====== Record set

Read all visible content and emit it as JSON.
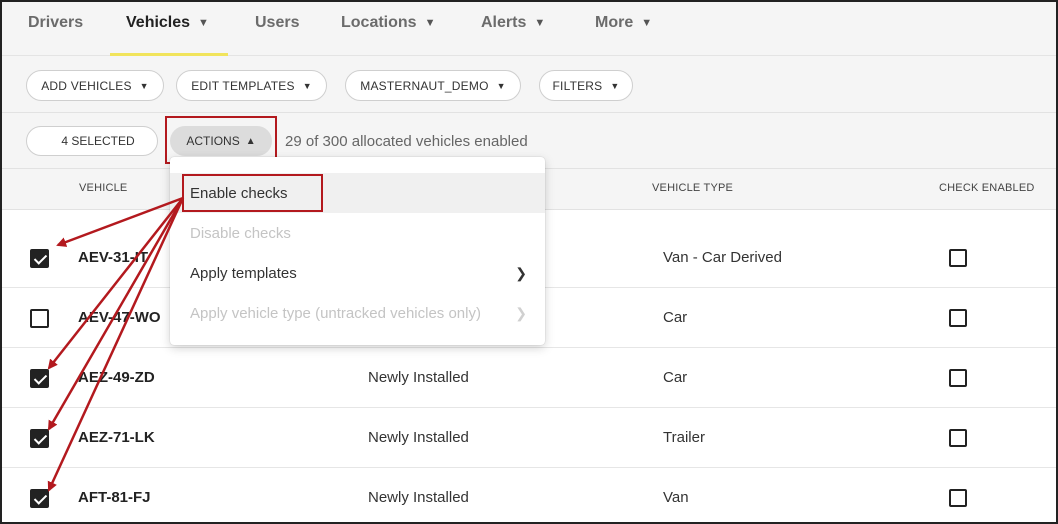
{
  "nav": {
    "items": [
      {
        "label": "Drivers",
        "has_chevron": false
      },
      {
        "label": "Vehicles",
        "has_chevron": true,
        "active": true
      },
      {
        "label": "Users",
        "has_chevron": false
      },
      {
        "label": "Locations",
        "has_chevron": true
      },
      {
        "label": "Alerts",
        "has_chevron": true
      },
      {
        "label": "More",
        "has_chevron": true
      }
    ],
    "active_color": "#f1e45c"
  },
  "toolbar": {
    "add_vehicles": "ADD VEHICLES",
    "edit_templates": "EDIT TEMPLATES",
    "account": "MASTERNAUT_DEMO",
    "filters": "FILTERS"
  },
  "selection": {
    "selected_label": "4 SELECTED",
    "actions_label": "ACTIONS",
    "allocated_text": "29 of 300 allocated vehicles enabled"
  },
  "table": {
    "headers": {
      "vehicle": "VEHICLE",
      "vehicle_type": "VEHICLE TYPE",
      "check_enabled": "CHECK ENABLED"
    },
    "rows": [
      {
        "vehicle": "AEV-31-IT",
        "status": "",
        "type": "Van - Car Derived",
        "selected": true,
        "check_enabled": false
      },
      {
        "vehicle": "AEV-47-WO",
        "status": "",
        "type": "Car",
        "selected": false,
        "check_enabled": false
      },
      {
        "vehicle": "AEZ-49-ZD",
        "status": "Newly Installed",
        "type": "Car",
        "selected": true,
        "check_enabled": false
      },
      {
        "vehicle": "AEZ-71-LK",
        "status": "Newly Installed",
        "type": "Trailer",
        "selected": true,
        "check_enabled": false
      },
      {
        "vehicle": "AFT-81-FJ",
        "status": "Newly Installed",
        "type": "Van",
        "selected": true,
        "check_enabled": false
      }
    ]
  },
  "menu": {
    "items": [
      {
        "label": "Enable checks",
        "disabled": false,
        "submenu": false,
        "highlighted": true
      },
      {
        "label": "Disable checks",
        "disabled": true,
        "submenu": false
      },
      {
        "label": "Apply templates",
        "disabled": false,
        "submenu": true
      },
      {
        "label": "Apply vehicle type (untracked vehicles only)",
        "disabled": true,
        "submenu": true
      }
    ]
  },
  "annotation": {
    "color": "#b3191e"
  },
  "icons": {
    "chevron_down": "chevron-down-icon",
    "chevron_up": "chevron-up-icon",
    "chevron_right": "chevron-right-icon"
  }
}
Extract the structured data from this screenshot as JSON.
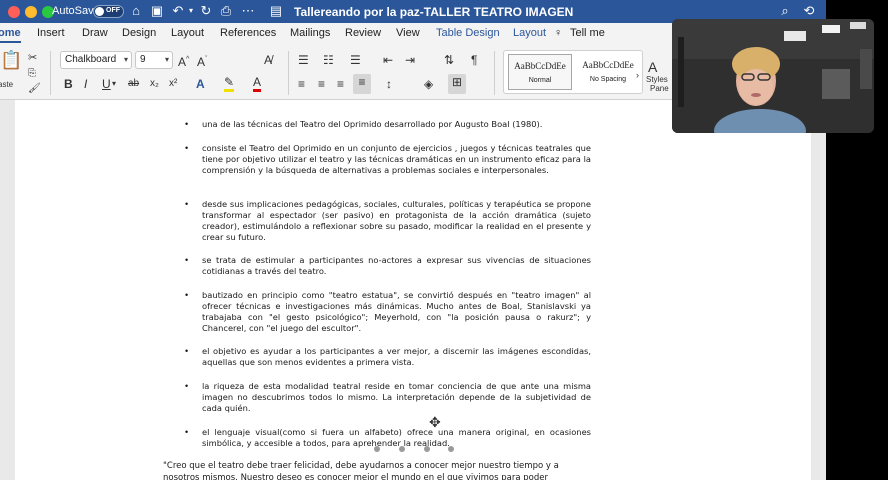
{
  "titlebar": {
    "autosave_label": "AutoSave",
    "autosave_state": "OFF",
    "document_title": "Tallereando por la paz-TALLER TEATRO IMAGEN"
  },
  "tabs": [
    "ome",
    "Insert",
    "Draw",
    "Design",
    "Layout",
    "References",
    "Mailings",
    "Review",
    "View",
    "Table Design",
    "Layout",
    "Tell me"
  ],
  "ribbon": {
    "paste_label": "aste",
    "font_name": "Chalkboard",
    "font_size": "9",
    "styles": [
      {
        "sample": "AaBbCcDdEe",
        "name": "Normal"
      },
      {
        "sample": "AaBbCcDdEe",
        "name": "No Spacing"
      }
    ],
    "styles_pane_label_1": "Styles",
    "styles_pane_label_2": "Pane"
  },
  "document": {
    "bullets": [
      "una de las técnicas del Teatro del Oprimido desarrollado por Augusto Boal (1980).",
      "consiste el Teatro del Oprimido en un conjunto de ejercicios , juegos y técnicas teatrales que tiene por objetivo utilizar el teatro y las técnicas dramáticas en un instrumento eficaz para la comprensión y la búsqueda de alternativas a problemas sociales e interpersonales.",
      "desde sus implicaciones pedagógicas, sociales, culturales, políticas y terapéutica se propone transformar al espectador (ser pasivo) en protagonista de la acción dramática (sujeto creador), estimulándolo a reflexionar sobre su pasado, modificar la realidad en el presente y crear su futuro.",
      "se trata de estimular a participantes no-actores a expresar sus vivencias de situaciones cotidianas a través del teatro.",
      "bautizado en principio como \"teatro estatua\", se convirtió después en \"teatro imagen\" al ofrecer técnicas e investigaciones más dinámicas. Mucho antes de Boal, Stanislavski ya trabajaba con \"el gesto psicológico\"; Meyerhold, con \"la posición pausa o rakurz\"; y Chancerel, con \"el juego del escultor\".",
      "el objetivo es ayudar a los participantes a ver mejor, a discernir las imágenes escondidas, aquellas que son menos evidentes a primera vista.",
      "la riqueza de esta modalidad teatral reside en tomar conciencia de que ante una misma imagen no descubrimos todos lo mismo. La interpretación depende de la subjetividad de cada quién.",
      "el lenguaje visual(como si fuera un alfabeto) ofrece una manera original, en ocasiones simbólica, y accesible a todos, para aprehender la realidad."
    ],
    "quote_line_1": "\"Creo que el teatro debe traer felicidad, debe ayudarnos a conocer mejor nuestro tiempo y a",
    "quote_line_2": "nosotros mismos. Nuestro deseo es conocer mejor el mundo en el que vivimos para poder"
  }
}
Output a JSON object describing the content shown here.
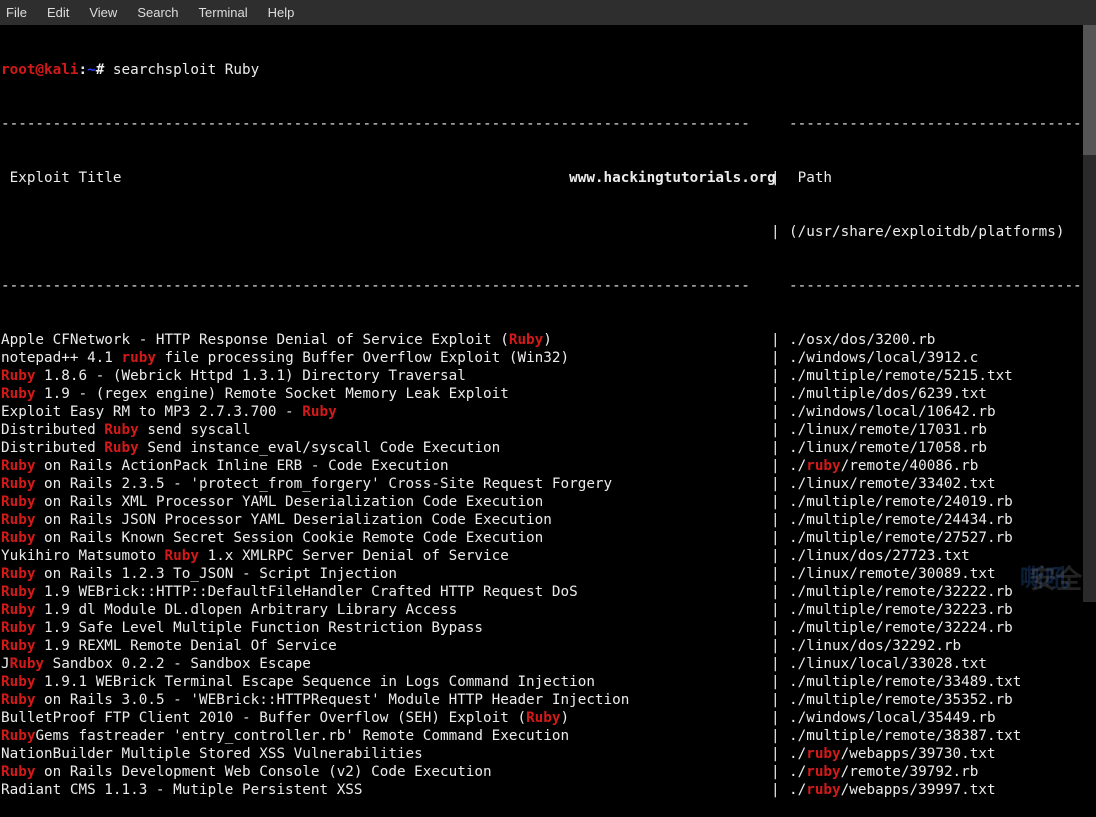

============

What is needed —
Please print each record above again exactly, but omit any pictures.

Your response —
Read all visible content and emit it as JSON.
{
  "nav": {
    "items": [
      {
        "label": "Drivers",
        "has_chevron": false
      },
      {
        "label": "Vehicles",
        "has_chevron": true,
        "active": true
      },
      {
        "label": "Users",
        "has_chevron": false
      },
      {
        "label": "Locations",
        "has_chevron": true
      },
      {
        "label": "Alerts",
        "has_chevron": true
      },
      {
        "label": "More",
        "has_chevron": true
      }
    ],
    "active_color": "#f1e45c"
  },
  "toolbar": {
    "add_vehicles": "ADD VEHICLES",
    "edit_templates": "EDIT TEMPLATES",
    "account": "MASTERNAUT_DEMO",
    "filters": "FILTERS"
  },
  "selection": {
    "selected_label": "4 SELECTED",
    "actions_label": "ACTIONS",
    "allocated_text": "29 of 300 allocated vehicles enabled"
  },
  "table": {
    "headers": {
      "vehicle": "VEHICLE",
      "vehicle_type": "VEHICLE TYPE",
      "check_enabled": "CHECK ENABLED"
    },
    "rows": [
      {
        "vehicle": "AEV-31-IT",
        "status": "",
        "type": "Van - Car Derived",
        "selected": true,
        "check_enabled": false
      },
      {
        "vehicle": "AEV-47-WO",
        "status": "",
        "type": "Car",
        "selected": false,
        "check_enabled": false
      },
      {
        "vehicle": "AEZ-49-ZD",
        "status": "Newly Installed",
        "type": "Car",
        "selected": true,
        "check_enabled": false
      },
      {
        "vehicle": "AEZ-71-LK",
        "status": "Newly Installed",
        "type": "Trailer",
        "selected": true,
        "check_enabled": false
      },
      {
        "vehicle": "AFT-81-FJ",
        "status": "Newly Installed",
        "type": "Van",
        "selected": true,
        "check_enabled": false
      }
    ]
  },
  "menu": {
    "items": [
      {
        "label": "Enable checks",
        "disabled": false,
        "submenu": false,
        "highlighted": true
      },
      {
        "label": "Disable checks",
        "disabled": true,
        "submenu": false
      },
      {
        "label": "Apply templates",
        "disabled": false,
        "submenu": true
      },
      {
        "label": "Apply vehicle type (untracked vehicles only)",
        "disabled": true,
        "submenu": true
      }
    ]
  },
  "annotation": {
    "color": "#b3191e"
  },
  "icons": {
    "chevron_down": "chevron-down-icon",
    "chevron_up": "chevron-up-icon",
    "chevron_right": "chevron-right-icon"
  }
}
Extract the structured data from this screenshot as JSON.
{
  "titlebar": {
    "autosave_label": "AutoSave",
    "autosave_state": "OFF",
    "document_title": "Tallereando por la paz-TALLER TEATRO IMAGEN"
  },
  "tabs": [
    "ome",
    "Insert",
    "Draw",
    "Design",
    "Layout",
    "References",
    "Mailings",
    "Review",
    "View",
    "Table Design",
    "Layout",
    "Tell me"
  ],
  "ribbon": {
    "paste_label": "aste",
    "font_name": "Chalkboard",
    "font_size": "9",
    "styles": [
      {
        "sample": "AaBbCcDdEe",
        "name": "Normal"
      },
      {
        "sample": "AaBbCcDdEe",
        "name": "No Spacing"
      }
    ],
    "styles_pane_label_1": "Styles",
    "styles_pane_label_2": "Pane"
  },
  "document": {
    "bullets": [
      "una de las técnicas del Teatro del Oprimido desarrollado por Augusto Boal (1980).",
      "consiste el Teatro del Oprimido en un conjunto de ejercicios , juegos y técnicas teatrales que tiene por objetivo utilizar el teatro y las técnicas dramáticas en un instrumento eficaz para la comprensión y la búsqueda de alternativas a problemas sociales e interpersonales.",
      "desde sus implicaciones pedagógicas, sociales, culturales, políticas y terapéutica se propone transformar al espectador (ser pasivo) en protagonista de la acción dramática (sujeto creador), estimulándolo a reflexionar sobre su pasado, modificar la realidad en el presente y crear su futuro.",
      "se trata de estimular a participantes no-actores a expresar sus vivencias de situaciones cotidianas a través del teatro.",
      "bautizado en principio como \"teatro estatua\", se convirtió después en \"teatro imagen\" al ofrecer técnicas e investigaciones más dinámicas. Mucho antes de Boal, Stanislavski ya trabajaba con \"el gesto psicológico\"; Meyerhold, con \"la posición pausa o rakurz\"; y Chancerel, con \"el juego del escultor\".",
      "el objetivo es ayudar a los participantes a ver mejor, a discernir las imágenes escondidas, aquellas que son menos evidentes a primera vista.",
      "la riqueza de esta modalidad teatral reside en tomar conciencia de que ante una misma imagen no descubrimos todos lo mismo. La interpretación depende de la subjetividad de cada quién.",
      "el lenguaje visual(como si fuera un alfabeto) ofrece una manera original, en ocasiones simbólica, y accesible a todos, para aprehender la realidad."
    ],
    "quote_line_1": "\"Creo que el teatro debe traer felicidad, debe ayudarnos a conocer mejor nuestro tiempo y a",
    "quote_line_2": "nosotros mismos. Nuestro deseo es conocer mejor el mundo en el que vivimos para poder"
  }
}
Output a JSON object describing the content shown here.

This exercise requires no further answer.